Data records for software interfaces:
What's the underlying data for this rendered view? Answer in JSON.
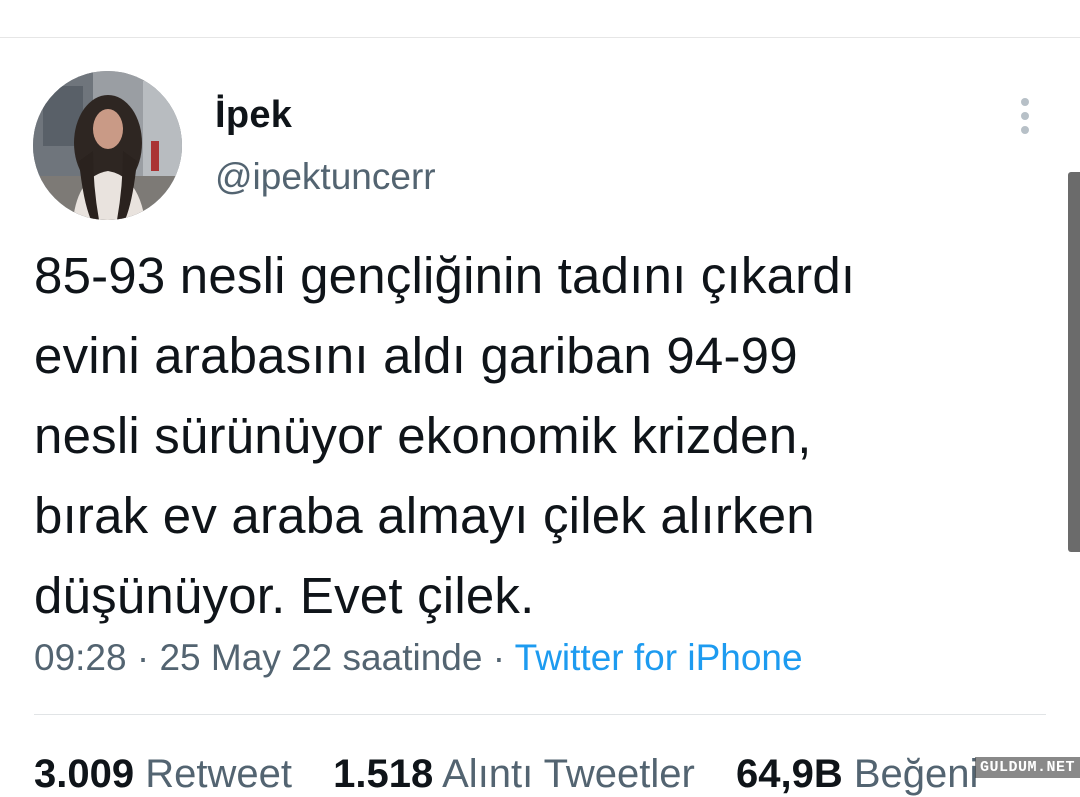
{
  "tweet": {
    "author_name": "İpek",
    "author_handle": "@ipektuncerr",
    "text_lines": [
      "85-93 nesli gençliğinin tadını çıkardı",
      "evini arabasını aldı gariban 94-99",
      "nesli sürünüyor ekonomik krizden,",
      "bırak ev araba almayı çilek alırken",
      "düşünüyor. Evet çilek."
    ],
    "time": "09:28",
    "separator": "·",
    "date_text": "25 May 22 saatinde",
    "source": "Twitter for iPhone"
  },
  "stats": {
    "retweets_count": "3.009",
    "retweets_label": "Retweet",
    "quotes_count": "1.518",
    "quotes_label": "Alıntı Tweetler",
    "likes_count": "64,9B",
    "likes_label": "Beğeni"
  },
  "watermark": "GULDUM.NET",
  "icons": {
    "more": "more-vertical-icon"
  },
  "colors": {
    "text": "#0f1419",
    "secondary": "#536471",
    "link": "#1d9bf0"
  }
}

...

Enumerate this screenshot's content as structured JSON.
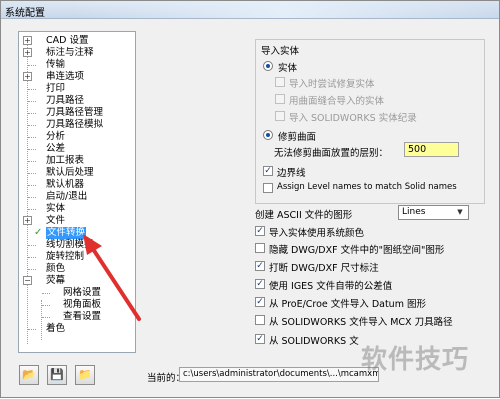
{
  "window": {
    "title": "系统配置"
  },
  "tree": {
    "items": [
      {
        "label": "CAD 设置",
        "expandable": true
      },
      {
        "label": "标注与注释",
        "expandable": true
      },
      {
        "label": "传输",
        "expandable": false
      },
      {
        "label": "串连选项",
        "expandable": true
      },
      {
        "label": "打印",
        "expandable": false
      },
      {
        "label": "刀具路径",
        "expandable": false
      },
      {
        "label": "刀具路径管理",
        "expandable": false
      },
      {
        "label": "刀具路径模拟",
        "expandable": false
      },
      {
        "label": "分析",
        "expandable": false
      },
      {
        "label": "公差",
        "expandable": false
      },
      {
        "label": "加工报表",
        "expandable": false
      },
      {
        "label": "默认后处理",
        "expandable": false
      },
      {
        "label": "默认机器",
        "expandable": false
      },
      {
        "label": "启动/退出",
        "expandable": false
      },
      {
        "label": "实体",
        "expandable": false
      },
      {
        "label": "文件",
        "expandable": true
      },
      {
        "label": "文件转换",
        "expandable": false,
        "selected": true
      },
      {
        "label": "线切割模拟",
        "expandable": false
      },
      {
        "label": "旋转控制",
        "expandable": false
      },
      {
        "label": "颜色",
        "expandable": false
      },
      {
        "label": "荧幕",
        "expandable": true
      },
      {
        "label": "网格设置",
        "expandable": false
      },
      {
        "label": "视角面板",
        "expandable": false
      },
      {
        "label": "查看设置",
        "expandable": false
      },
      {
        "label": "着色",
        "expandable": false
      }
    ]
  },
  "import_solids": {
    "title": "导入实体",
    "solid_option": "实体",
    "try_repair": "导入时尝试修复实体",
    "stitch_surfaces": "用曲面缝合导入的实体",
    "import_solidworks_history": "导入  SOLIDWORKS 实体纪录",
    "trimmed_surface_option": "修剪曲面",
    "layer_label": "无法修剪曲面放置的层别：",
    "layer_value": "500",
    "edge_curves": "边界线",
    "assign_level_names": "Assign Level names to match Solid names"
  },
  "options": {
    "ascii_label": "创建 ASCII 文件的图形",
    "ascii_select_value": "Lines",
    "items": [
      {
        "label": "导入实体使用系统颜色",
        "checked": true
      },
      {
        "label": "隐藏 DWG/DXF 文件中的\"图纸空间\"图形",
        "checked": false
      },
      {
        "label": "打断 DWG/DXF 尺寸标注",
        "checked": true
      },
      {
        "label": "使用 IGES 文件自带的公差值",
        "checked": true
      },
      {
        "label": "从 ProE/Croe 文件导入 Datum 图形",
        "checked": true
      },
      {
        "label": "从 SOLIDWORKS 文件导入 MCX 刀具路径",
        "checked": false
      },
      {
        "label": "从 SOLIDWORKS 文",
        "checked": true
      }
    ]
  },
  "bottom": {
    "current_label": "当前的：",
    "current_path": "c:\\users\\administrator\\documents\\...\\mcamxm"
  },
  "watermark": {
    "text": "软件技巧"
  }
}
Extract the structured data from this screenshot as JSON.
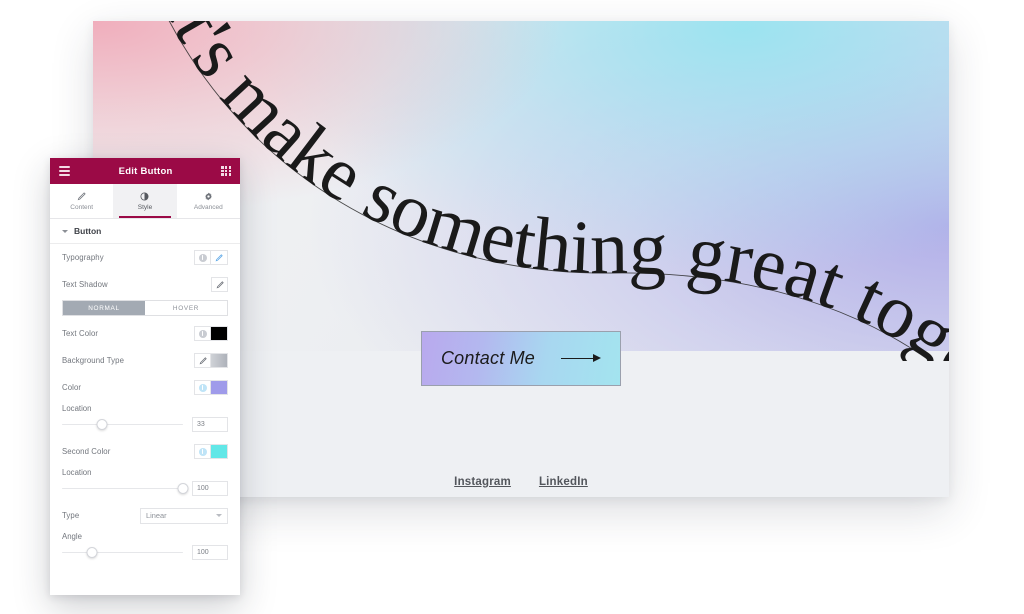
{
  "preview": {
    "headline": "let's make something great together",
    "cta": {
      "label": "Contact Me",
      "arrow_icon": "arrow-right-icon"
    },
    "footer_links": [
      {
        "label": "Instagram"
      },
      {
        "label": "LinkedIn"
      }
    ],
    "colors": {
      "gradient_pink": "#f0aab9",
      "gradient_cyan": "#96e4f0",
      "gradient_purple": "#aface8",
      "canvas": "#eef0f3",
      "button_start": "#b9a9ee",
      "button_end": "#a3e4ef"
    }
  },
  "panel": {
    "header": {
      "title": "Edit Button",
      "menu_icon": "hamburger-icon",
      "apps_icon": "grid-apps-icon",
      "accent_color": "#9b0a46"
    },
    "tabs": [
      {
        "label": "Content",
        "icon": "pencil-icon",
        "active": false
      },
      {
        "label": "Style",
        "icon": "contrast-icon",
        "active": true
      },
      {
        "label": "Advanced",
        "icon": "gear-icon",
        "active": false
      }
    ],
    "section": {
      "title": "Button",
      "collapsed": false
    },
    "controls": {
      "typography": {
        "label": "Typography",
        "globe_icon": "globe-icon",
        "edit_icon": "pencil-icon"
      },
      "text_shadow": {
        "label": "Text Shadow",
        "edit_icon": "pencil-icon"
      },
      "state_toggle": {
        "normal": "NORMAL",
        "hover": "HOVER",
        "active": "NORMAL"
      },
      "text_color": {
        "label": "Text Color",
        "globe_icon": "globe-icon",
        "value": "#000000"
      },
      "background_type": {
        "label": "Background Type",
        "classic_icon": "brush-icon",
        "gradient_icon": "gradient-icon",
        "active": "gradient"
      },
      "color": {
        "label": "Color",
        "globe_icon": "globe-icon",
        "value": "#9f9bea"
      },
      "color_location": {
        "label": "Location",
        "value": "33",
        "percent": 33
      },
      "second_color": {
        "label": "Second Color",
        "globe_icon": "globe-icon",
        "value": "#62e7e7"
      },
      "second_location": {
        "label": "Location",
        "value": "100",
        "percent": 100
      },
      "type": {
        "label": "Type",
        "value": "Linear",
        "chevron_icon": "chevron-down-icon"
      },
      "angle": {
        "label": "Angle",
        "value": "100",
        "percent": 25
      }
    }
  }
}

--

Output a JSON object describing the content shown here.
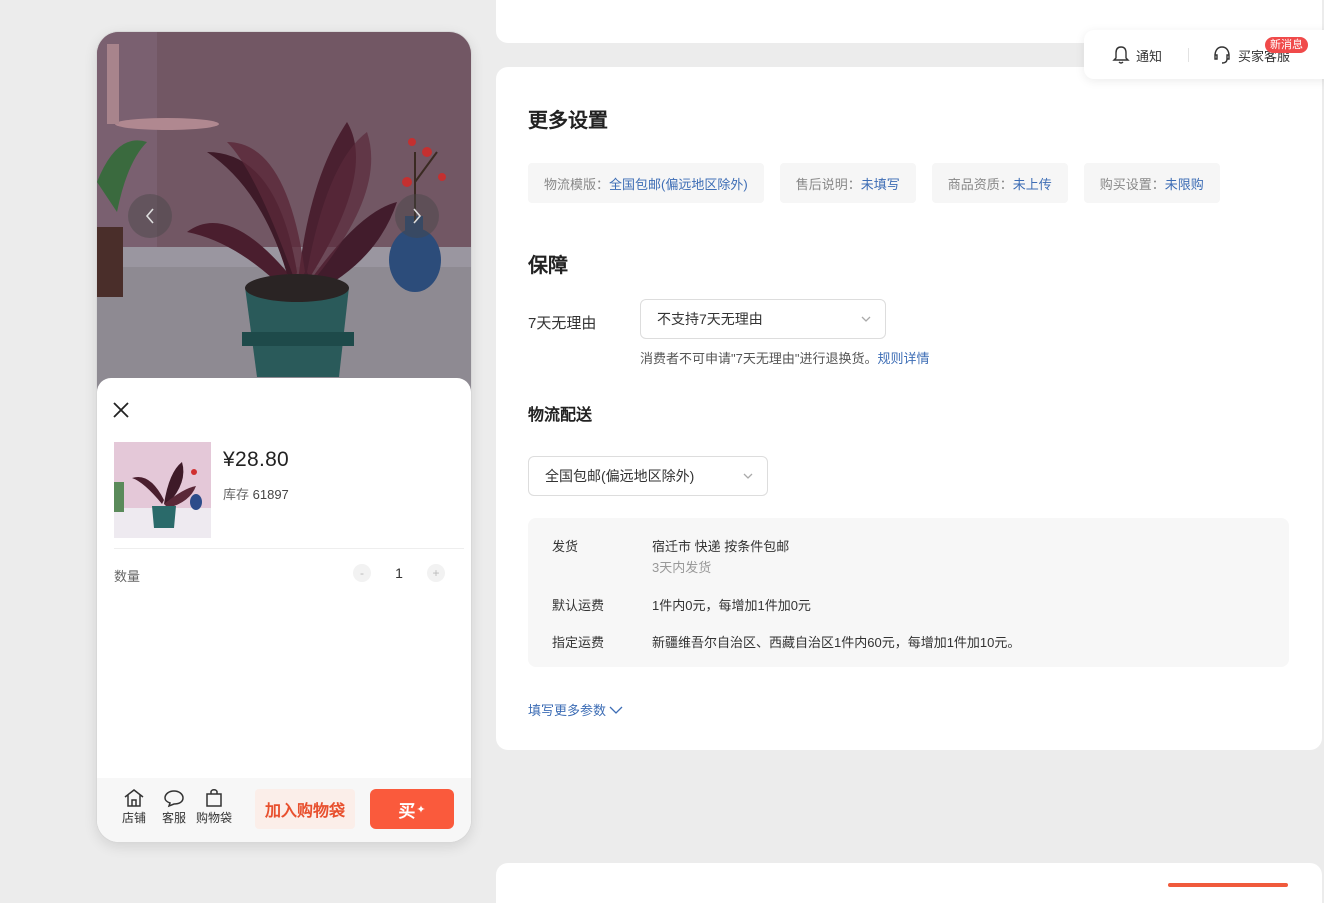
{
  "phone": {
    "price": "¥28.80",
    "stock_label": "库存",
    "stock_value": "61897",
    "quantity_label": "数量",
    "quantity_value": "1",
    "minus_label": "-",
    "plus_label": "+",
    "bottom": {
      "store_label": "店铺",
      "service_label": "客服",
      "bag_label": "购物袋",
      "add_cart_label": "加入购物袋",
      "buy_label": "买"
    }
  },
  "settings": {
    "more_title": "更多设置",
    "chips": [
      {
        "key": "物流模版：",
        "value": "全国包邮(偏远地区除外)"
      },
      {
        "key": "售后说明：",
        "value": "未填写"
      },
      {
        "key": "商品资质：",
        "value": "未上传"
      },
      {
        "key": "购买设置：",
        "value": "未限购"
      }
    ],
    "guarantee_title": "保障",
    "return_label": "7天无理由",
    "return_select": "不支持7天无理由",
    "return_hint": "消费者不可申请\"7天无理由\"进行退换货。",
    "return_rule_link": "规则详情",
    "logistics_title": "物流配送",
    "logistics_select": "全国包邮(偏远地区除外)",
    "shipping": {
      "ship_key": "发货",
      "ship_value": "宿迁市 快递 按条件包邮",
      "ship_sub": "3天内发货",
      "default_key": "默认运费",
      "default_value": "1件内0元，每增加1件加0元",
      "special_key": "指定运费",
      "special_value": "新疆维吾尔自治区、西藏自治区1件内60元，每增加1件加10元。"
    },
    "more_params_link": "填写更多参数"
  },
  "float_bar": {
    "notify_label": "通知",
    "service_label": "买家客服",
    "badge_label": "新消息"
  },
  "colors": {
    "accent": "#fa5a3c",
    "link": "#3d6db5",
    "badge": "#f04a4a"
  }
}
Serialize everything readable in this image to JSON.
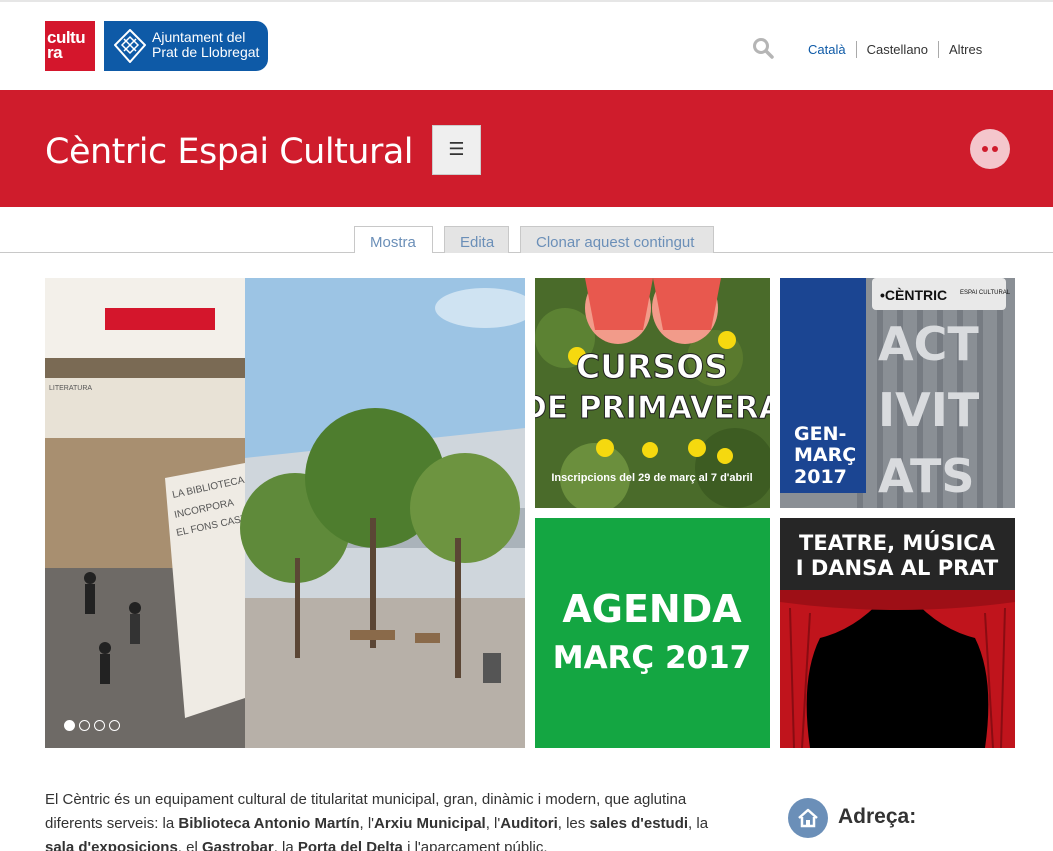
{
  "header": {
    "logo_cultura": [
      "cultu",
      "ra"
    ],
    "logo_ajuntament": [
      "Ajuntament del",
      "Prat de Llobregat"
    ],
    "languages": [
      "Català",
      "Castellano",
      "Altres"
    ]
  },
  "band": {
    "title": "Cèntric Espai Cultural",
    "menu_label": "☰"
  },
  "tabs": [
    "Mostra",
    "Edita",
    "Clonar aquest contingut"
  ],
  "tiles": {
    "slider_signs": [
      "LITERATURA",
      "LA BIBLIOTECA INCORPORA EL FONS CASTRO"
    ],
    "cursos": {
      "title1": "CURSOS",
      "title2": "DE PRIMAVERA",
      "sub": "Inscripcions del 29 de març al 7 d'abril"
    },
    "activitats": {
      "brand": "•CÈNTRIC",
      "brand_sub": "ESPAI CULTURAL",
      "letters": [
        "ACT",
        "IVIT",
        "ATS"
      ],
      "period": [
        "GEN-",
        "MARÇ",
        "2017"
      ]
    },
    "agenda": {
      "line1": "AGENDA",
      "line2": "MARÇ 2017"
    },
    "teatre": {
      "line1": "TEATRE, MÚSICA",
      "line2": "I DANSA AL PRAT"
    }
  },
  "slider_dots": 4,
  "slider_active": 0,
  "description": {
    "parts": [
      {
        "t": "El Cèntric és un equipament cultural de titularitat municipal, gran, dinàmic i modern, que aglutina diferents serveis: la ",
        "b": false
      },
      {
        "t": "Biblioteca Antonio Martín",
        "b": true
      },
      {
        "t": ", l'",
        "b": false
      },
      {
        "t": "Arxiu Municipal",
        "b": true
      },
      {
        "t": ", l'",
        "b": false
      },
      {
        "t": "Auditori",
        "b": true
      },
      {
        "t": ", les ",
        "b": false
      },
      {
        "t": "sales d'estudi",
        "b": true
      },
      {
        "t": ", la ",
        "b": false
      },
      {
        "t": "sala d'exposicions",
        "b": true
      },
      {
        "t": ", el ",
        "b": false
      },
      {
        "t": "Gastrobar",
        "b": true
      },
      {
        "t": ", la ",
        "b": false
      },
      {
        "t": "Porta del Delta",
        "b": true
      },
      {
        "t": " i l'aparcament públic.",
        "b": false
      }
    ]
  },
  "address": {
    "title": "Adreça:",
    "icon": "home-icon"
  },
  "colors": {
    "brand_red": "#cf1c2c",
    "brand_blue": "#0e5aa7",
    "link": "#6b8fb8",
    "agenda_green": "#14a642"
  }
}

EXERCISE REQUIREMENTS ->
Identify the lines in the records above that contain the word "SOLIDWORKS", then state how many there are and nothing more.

REPLY TO THE EXERCISE ->
3